Lansing High baseball fans will have to wait until next spring to find out what new head coach Harley Douglas and his team can do on the field.
Fans got a sneak peek at Douglas' off-the-field skills last week, however, and that should be a cause for optimism.
In case you missed the article, recent LHS graduate Tylor McNeill landed a spot on the roster at Washburn University last week. While speaking about the opportunity, McNeill made it clear who made that happen.
"Coach Douglas : I owe everything to him," McNeill said. "He came in one day after practice and took charge and said, 'Where do you want to go?'"
McNeill wanted the opportunity to play at a higher level, and Washburn - Douglas' alma mater - is an NCAA Division II school.

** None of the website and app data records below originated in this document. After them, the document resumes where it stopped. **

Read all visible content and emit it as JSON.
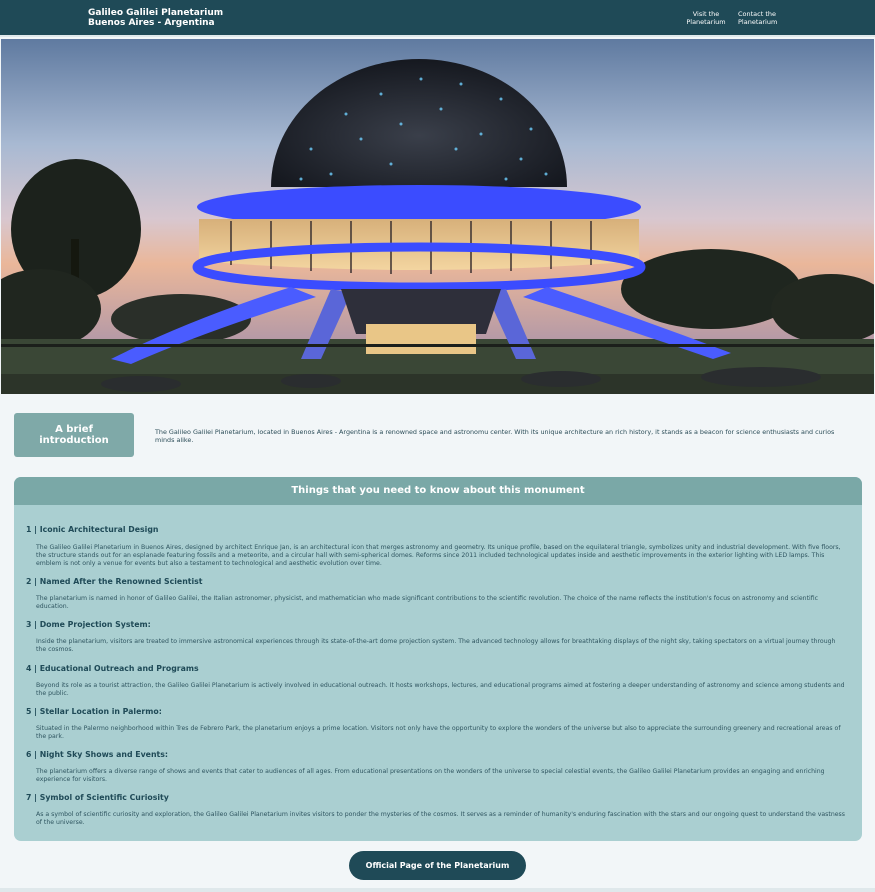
{
  "header": {
    "brand_line1": "Galileo Galilei Planetarium",
    "brand_line2": "Buenos Aires - Argentina",
    "nav": [
      {
        "line1": "Visit the",
        "line2": "Planetarium"
      },
      {
        "line1": "Contact the",
        "line2": "Planetarium"
      }
    ]
  },
  "intro": {
    "label_line1": "A brief",
    "label_line2": "introduction",
    "text": "The Galileo Galilei Planetarium, located in Buenos Aires - Argentina is a renowned space and astronomu center. With its unique architecture an rich history, it stands as a beacon for science enthusiasts and curios minds alike."
  },
  "things": {
    "heading": "Things that you need to know about this monument",
    "items": [
      {
        "title": "1 | Iconic Architectural Design",
        "text": "The Galileo Galilei Planetarium in Buenos Aires, designed by architect Enrique Jan, is an architectural icon that merges astronomy and geometry. Its unique profile, based on the equilateral triangle, symbolizes unity and industrial development. With five floors, the structure stands out for an esplanade featuring fossils and a meteorite, and a circular hall with semi-spherical domes. Reforms since 2011 included technological updates inside and aesthetic improvements in the exterior lighting with LED lamps. This emblem is not only a venue for events but also a testament to technological and aesthetic evolution over time."
      },
      {
        "title": "2 | Named After the Renowned Scientist",
        "text": "The planetarium is named in honor of Galileo Galilei, the Italian astronomer, physicist, and mathematician who made significant contributions to the scientific revolution. The choice of the name reflects the institution's focus on astronomy and scientific education."
      },
      {
        "title": "3 | Dome Projection System:",
        "text": "Inside the planetarium, visitors are treated to immersive astronomical experiences through its state-of-the-art dome projection system. The advanced technology allows for breathtaking displays of the night sky, taking spectators on a virtual journey through the cosmos."
      },
      {
        "title": "4 | Educational Outreach and Programs",
        "text": "Beyond its role as a tourist attraction, the Galileo Galilei Planetarium is actively involved in educational outreach. It hosts workshops, lectures, and educational programs aimed at fostering a deeper understanding of astronomy and science among students and the public."
      },
      {
        "title": "5 | Stellar Location in Palermo:",
        "text": "Situated in the Palermo neighborhood within Tres de Febrero Park, the planetarium enjoys a prime location. Visitors not only have the opportunity to explore the wonders of the universe but also to appreciate the surrounding greenery and recreational areas of the park."
      },
      {
        "title": "6 | Night Sky Shows and Events:",
        "text": "The planetarium offers a diverse range of shows and events that cater to audiences of all ages. From educational presentations on the wonders of the universe to special celestial events, the Galileo Galilei Planetarium provides an engaging and enriching experience for visitors."
      },
      {
        "title": "7 | Symbol of Scientific Curiosity",
        "text": "As a symbol of scientific curiosity and exploration, the Galileo Galilei Planetarium invites visitors to ponder the mysteries of the cosmos. It serves as a reminder of humanity's enduring fascination with the stars and our ongoing quest to understand the vastness of the universe."
      }
    ]
  },
  "cta": {
    "label": "Official Page of the Planetarium"
  },
  "colors": {
    "header": "#1f4a57",
    "panel": "#aacfd1",
    "panel_head": "#7aa8a7",
    "accent_blue": "#3a4bff"
  }
}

After watching McNeill play a couple games this summer with the American Legion's Lansing Cavalry, Douglas placed a call to his former college coach and landed McNeill a tryout. A few weeks later the deal was done.

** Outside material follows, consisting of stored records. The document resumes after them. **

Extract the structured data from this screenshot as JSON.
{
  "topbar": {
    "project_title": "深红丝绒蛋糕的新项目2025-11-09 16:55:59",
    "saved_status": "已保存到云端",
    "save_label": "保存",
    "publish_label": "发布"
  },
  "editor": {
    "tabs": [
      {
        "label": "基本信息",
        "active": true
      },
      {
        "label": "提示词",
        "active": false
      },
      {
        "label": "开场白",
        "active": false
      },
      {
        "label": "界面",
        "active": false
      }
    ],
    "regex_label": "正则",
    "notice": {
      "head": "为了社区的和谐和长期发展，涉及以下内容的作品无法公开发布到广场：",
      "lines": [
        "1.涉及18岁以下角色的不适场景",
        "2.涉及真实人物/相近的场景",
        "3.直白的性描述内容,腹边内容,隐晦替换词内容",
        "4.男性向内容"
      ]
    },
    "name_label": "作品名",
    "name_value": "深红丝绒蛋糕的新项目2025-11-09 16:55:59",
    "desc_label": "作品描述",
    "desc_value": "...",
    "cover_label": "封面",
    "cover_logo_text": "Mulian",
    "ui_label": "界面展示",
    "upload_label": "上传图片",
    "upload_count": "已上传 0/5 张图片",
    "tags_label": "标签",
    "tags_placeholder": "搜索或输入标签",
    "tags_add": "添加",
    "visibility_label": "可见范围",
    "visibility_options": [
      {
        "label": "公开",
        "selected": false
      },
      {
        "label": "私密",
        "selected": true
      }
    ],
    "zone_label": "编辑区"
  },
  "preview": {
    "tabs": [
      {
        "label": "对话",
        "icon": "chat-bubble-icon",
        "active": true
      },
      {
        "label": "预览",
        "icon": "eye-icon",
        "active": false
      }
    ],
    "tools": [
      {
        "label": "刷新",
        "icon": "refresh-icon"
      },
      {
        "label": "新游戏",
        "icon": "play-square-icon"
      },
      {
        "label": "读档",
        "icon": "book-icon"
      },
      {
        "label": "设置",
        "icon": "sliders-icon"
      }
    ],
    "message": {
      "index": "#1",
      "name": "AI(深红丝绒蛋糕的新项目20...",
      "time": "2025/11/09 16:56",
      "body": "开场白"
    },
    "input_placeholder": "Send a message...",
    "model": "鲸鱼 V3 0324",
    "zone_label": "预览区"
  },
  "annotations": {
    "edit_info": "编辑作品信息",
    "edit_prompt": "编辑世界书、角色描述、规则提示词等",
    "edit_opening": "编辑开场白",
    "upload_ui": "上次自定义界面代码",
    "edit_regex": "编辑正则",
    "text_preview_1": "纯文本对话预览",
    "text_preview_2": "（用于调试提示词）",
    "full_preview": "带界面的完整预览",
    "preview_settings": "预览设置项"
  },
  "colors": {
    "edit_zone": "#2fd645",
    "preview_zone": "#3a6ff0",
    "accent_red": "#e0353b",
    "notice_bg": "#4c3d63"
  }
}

Douglas' ability to spot talent and help a player out isn't surprising when you consider he took his team at St. Marys High School to four state tournament appearances in four years and brought home three trophies with a third-place finish and two runner-up finishes. Plus, he has sent a handful of players to the college ranks already, so he understands what college coaches are looking for in a player.
Douglas' assistance with McNeill stands out, however, when you consider why the new coach agreed to work with the Cavalry this summer in the first place. Douglas wanted an opportunity to examine the players returning to LHS next year and find out exactly what sort of talent he has returning to the program next year.
"(This summer) was huge as far as having the opportunity to get in here and work with these kids, see who they are and how they function," Douglas said. "I think it was huge just to work with them, for them to see my style, for me to see their style and for us to see what steps we need to take to get to that next level."
Douglas would love to have McNeill back for another year, but that's not possible. Even so, Douglas chose to work with him anyway and invest in his future. That gesture didn't fall on blind eyes to McNeill, his parents or other baseball parents. McNeill also emphasized that Douglas' commitment to Lansing baseball players would bode well for LHS baseball in the future.
"He really cares about his team, and I was on that team, so he was going to do whatever he could to help me," McNeill said. "He's going to do great things at Lansing just because of who he is."
Douglas showed he was willing to go to bat for Lansing baseball players this summer by working to help McNeill find a suitable college baseball program, and he committed to his returning players by making the 80-mile drive from St. Marys to Lansing to help out with the Cavalry this summer.
At just 29 years old and with four years of head-coaching experience, Douglas still is a young player in the coaching game, but his success at St. Marys is proof that he can succeed on the field. His early work at Lansing - including his eagerness to help McNeill fulfill his dreams of playing college baseball - is proof that he already was a wise hire by LHS.